Can cause Duret haemorrhage in midbrain/pons

37

Describe tonsilar herniation

Cerebellar tonsils through foramen magnum compessing the brainstem - CVS apnoea

38

What are prodramal symptoms of raised ICP?

Intitial
Headache
VOmiting
Papilloedema

39

Acute phase of raised ICP

Pupil dilation
Coma (BS)

Possiibly hemiparesis from cerebellum

LAter = BS

40

Give examples of brain tumours

Meningioma bengin
Malignant = astrocytoma
Lymphoma
Most are mets (lung)

41

Difference between focal damage and diffuse damage in trauma

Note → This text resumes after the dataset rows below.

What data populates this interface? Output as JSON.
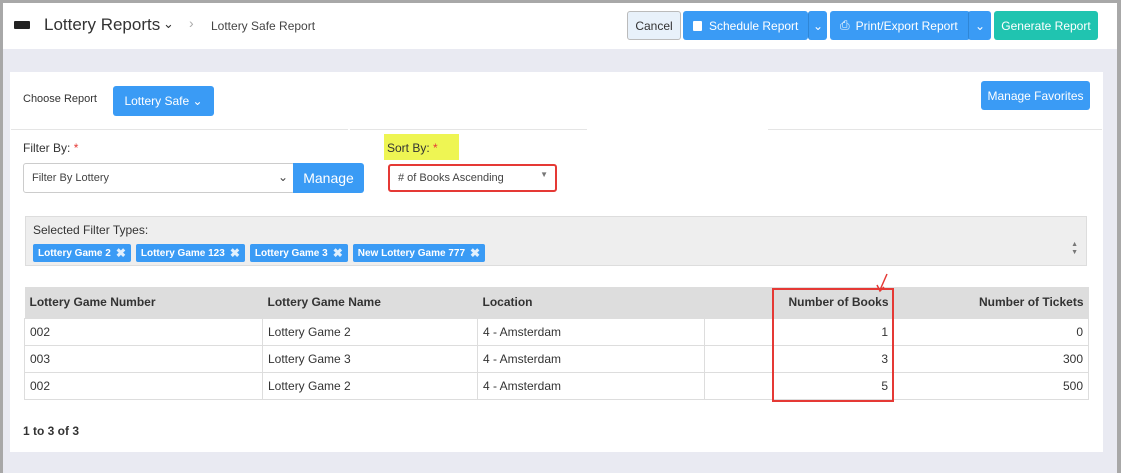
{
  "header": {
    "title": "Lottery Reports",
    "breadcrumb": "Lottery Safe Report",
    "cancel": "Cancel",
    "schedule": "Schedule Report",
    "print": "Print/Export Report",
    "generate": "Generate Report"
  },
  "report": {
    "choose_label": "Choose Report",
    "selected": "Lottery Safe",
    "manage_favorites": "Manage Favorites"
  },
  "filter": {
    "label": "Filter By:",
    "required": "*",
    "value": "Filter By Lottery",
    "manage": "Manage"
  },
  "sort": {
    "label": "Sort By:",
    "required": "*",
    "value": "# of Books Ascending"
  },
  "selected_filters": {
    "label": "Selected Filter Types:",
    "tags": [
      "Lottery Game 2",
      "Lottery Game 123",
      "Lottery Game 3",
      "New Lottery Game 777"
    ]
  },
  "table": {
    "headers": [
      "Lottery Game Number",
      "Lottery Game Name",
      "Location",
      "Number of Books",
      "Number of Tickets"
    ],
    "rows": [
      [
        "002",
        "Lottery Game 2",
        "4 - Amsterdam",
        "1",
        "0"
      ],
      [
        "003",
        "Lottery Game 3",
        "4 - Amsterdam",
        "3",
        "300"
      ],
      [
        "002",
        "Lottery Game 2",
        "4 - Amsterdam",
        "5",
        "500"
      ]
    ]
  },
  "pagination": "1 to 3 of 3"
}
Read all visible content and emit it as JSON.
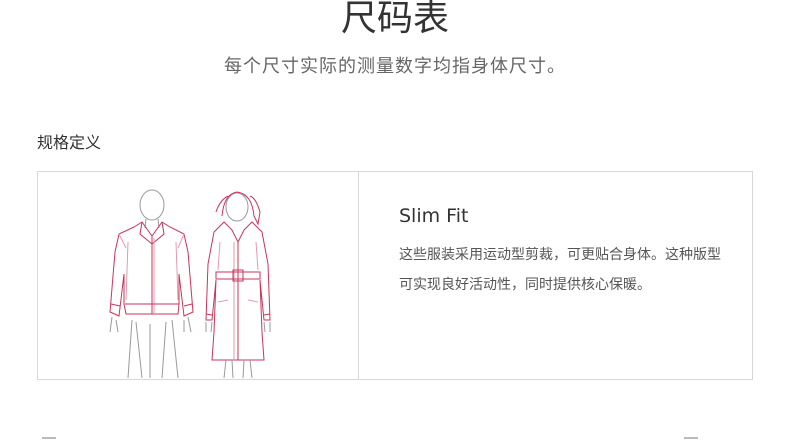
{
  "header": {
    "title": "尺码表",
    "subtitle": "每个尺寸实际的测量数字均指身体尺寸。"
  },
  "section": {
    "heading": "规格定义"
  },
  "fit": {
    "name": "Slim Fit",
    "description": "这些服装采用运动型剪裁，可更贴合身体。这种版型可实现良好活动性，同时提供核心保暖。",
    "illustration": "slim-fit-jacket-and-coat-illustration"
  },
  "colors": {
    "accent": "#c8355a",
    "figure_line": "#999999",
    "border": "#d8d8d8",
    "title_text": "#333333",
    "body_text": "#555555"
  }
}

Focal = bruising and laceration- tearing of BV and contsions
Diffuse = tearing of axons as they go between tissues of varying densiities e.g. white nad gray, pit stalk (DAI) leads to gliotic scarring and persistent vegitative state

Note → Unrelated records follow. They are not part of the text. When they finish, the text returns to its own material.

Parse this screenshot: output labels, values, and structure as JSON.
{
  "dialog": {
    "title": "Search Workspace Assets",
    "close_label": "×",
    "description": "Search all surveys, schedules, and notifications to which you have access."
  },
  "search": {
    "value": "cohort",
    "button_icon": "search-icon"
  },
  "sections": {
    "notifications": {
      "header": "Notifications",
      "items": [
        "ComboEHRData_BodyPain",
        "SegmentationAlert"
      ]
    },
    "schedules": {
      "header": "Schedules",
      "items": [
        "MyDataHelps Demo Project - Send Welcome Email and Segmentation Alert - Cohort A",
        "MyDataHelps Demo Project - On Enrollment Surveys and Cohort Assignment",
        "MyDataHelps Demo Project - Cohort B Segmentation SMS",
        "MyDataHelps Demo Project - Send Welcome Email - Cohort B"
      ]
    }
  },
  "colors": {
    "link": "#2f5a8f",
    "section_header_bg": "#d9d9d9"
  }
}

42

Types of infarct in brain?

Regional e.g. named vesssel
Lacuna - less than 1cm affected with hypertension often in basal ganglia./

43

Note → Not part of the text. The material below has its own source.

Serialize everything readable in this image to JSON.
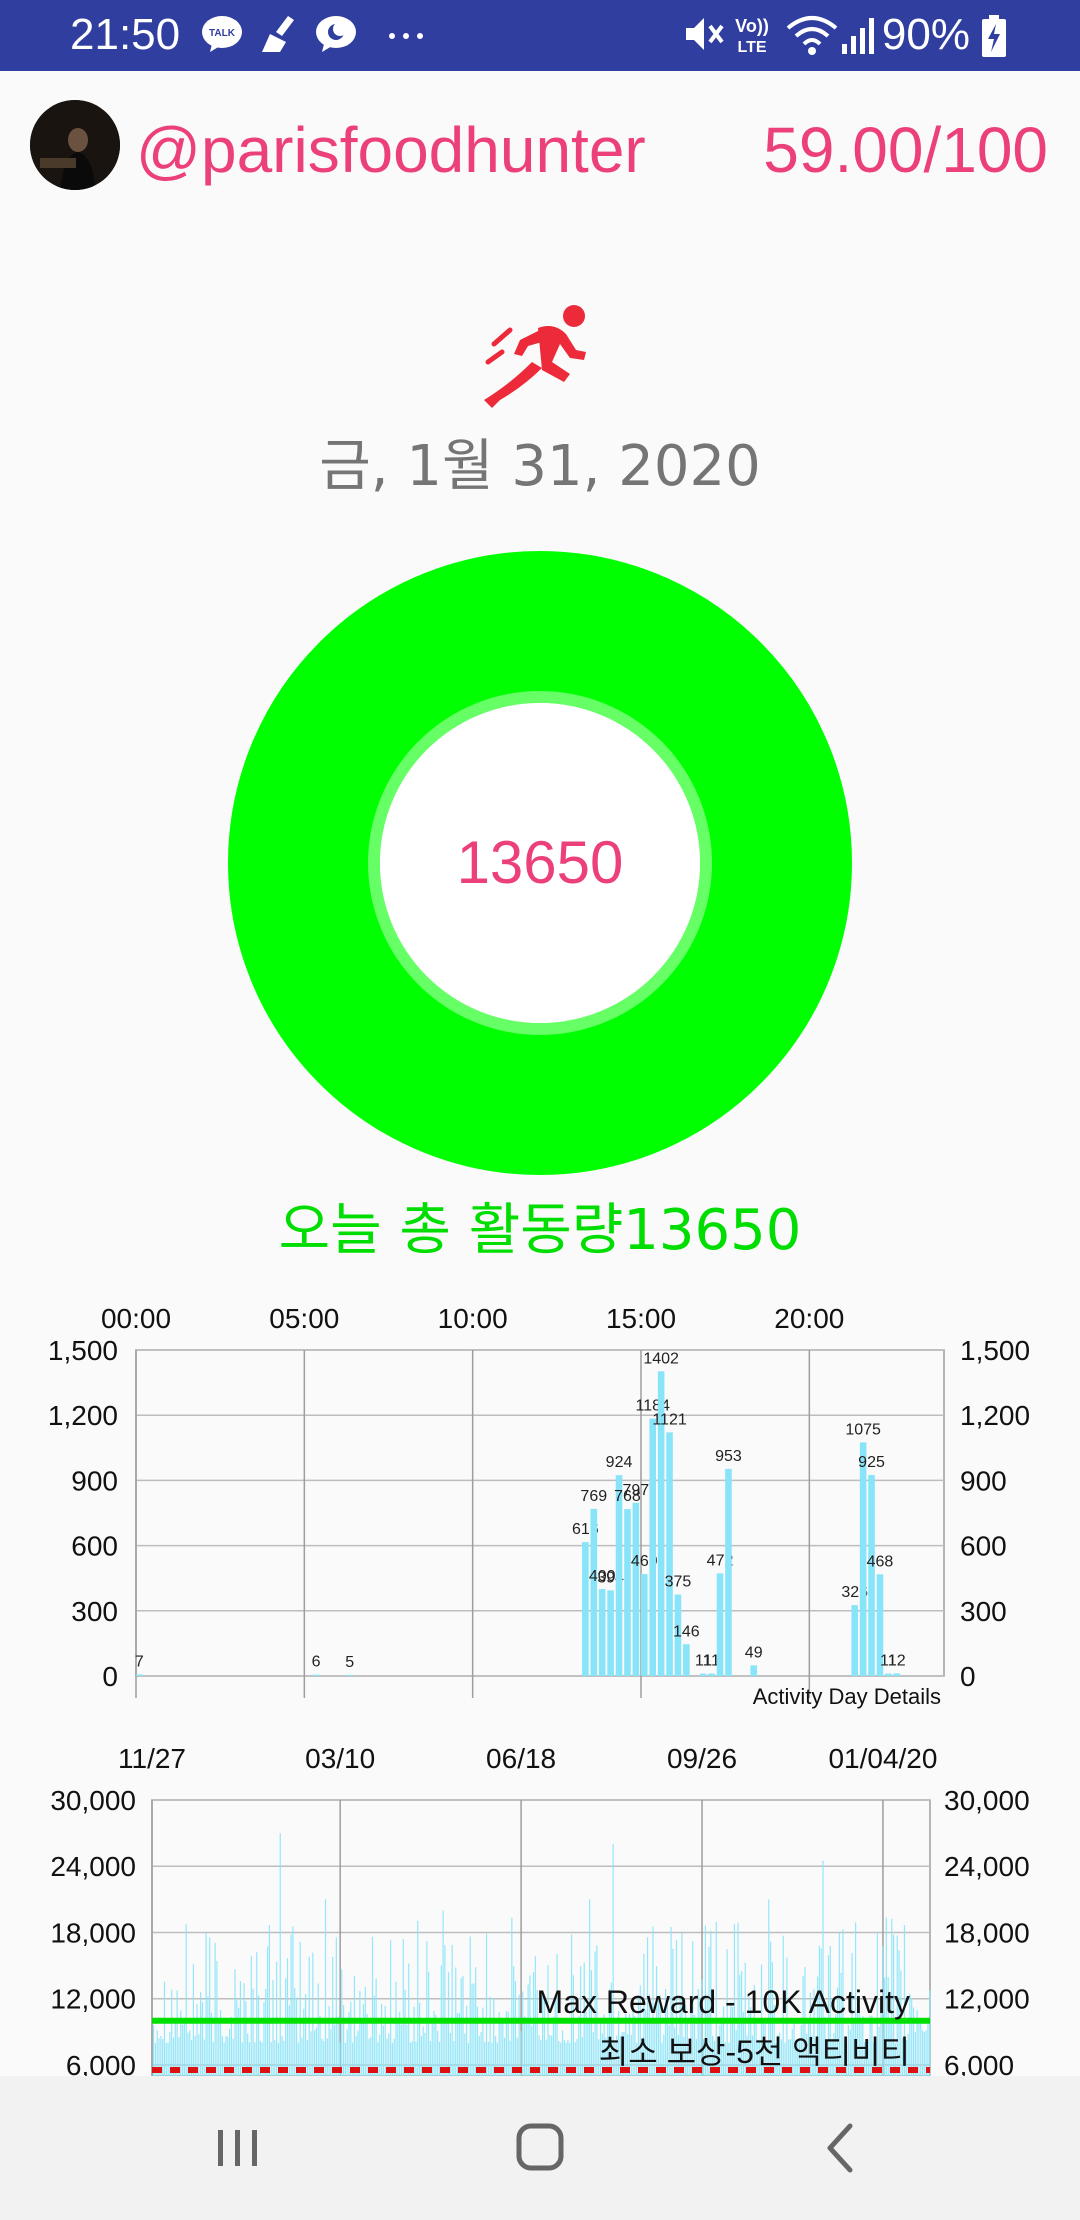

Difference between falx cerbri and falx cerebelli?

Falx cerebelli posterior
Falx cerebri superior

44

What makes MRI better than CT?

Less radiation
Multiple planes
Free from artifacts
Higher defintion

45

Describe PET scans and their use

Maps Biochemistry
Positron emission tomography
Uses positron emitting pharamceuticles e.g. L dopa
Hypometabolic areas e.g. siezures
Dementia

46

Decribe EEG uses

Electroencephalogram
Diagnose brain death
Epilepsy to select appropriate anticonvulsants

47

Describe electrophysiological-evoked potentials and types

Stimulation of nerve pathways and monitored and compared to background EEG
VER (visual evoked response) - optic neuropathy
Auditory
Somatosensory (SER) - peripheral nerve stim (can be used in neurosurgery)

48

What is electromyography and its uses

Needle into muscle to record electrical activity e.g. fibrillation potentials = hyperexcitability following dennervation or fasciculation potentials

49

T1 and T2 MRIs and water/ fat

WW2
Water white T2
T1 = fat white

50

How is taste different from flavour?

Flavour includes smell
Taste for pattern of stimulation of different neurones

51

How does tastes vary on tongue

All areas detect all types of taste: Sweet sour, bitter, salty and umami
Deficient sweet and salt at tip
Deficient sour and bitter at back

52

Emotiona components and outputs

Fornix, mammary body, anterior nuclei of thalamus, hippocampus.
Outputs:
Autonomic
RF
Cortex
Fronto-sensory cortex (emotional behaviour)

53

What is dioptic strength and what does it depend on?

1/focal length(m)
Measures strength of lens
Length changed by intraocular pressure (300-325mmHg)

54

Production and drainae of intraocular fluid? What happens if it goes wrong?

Produced by ciliary body and absorbed by Schlemm (venous sinuses)

55

Corrections for short and long sighted

Short = myopia = concave
Long = hyperopia - convex

56

What is presbyopia?

long sighted with age
Progressive

57

Does accommodation in eye?

Ciliary muscle contracts to Increase convexity and allow nearer objects to be seen

58

What is the near point?

Closest point at which an object can be seen

59

What is visual acuity and what determines?

2 point discrim
Density and receptive fields

60

What is a pathological blind spot called?

Scotomata

61

How is colour vision tested?

Ishihara chart

62

Definition of trichonmats and dichromats

3 vs 2 cones

63

Colour deficit tyoes in trichromatis

Protanomaly red
Deutanolaly green
Tritanomaly blue

64

Loss of cones in dichromats

Protanopia red
Deutanopia green
tritanopia blue

65

Why do after images occur

Sensitises to opposite colour
See complementary colour

66

Descrube le fort fractures

1 = maxillary horizontal above teeth
2 = horizontal at nose and verical in miaxillar at orbit = separation of maxilla
3 Horizontal nose sphenoid and frontozygomatic arches/ suture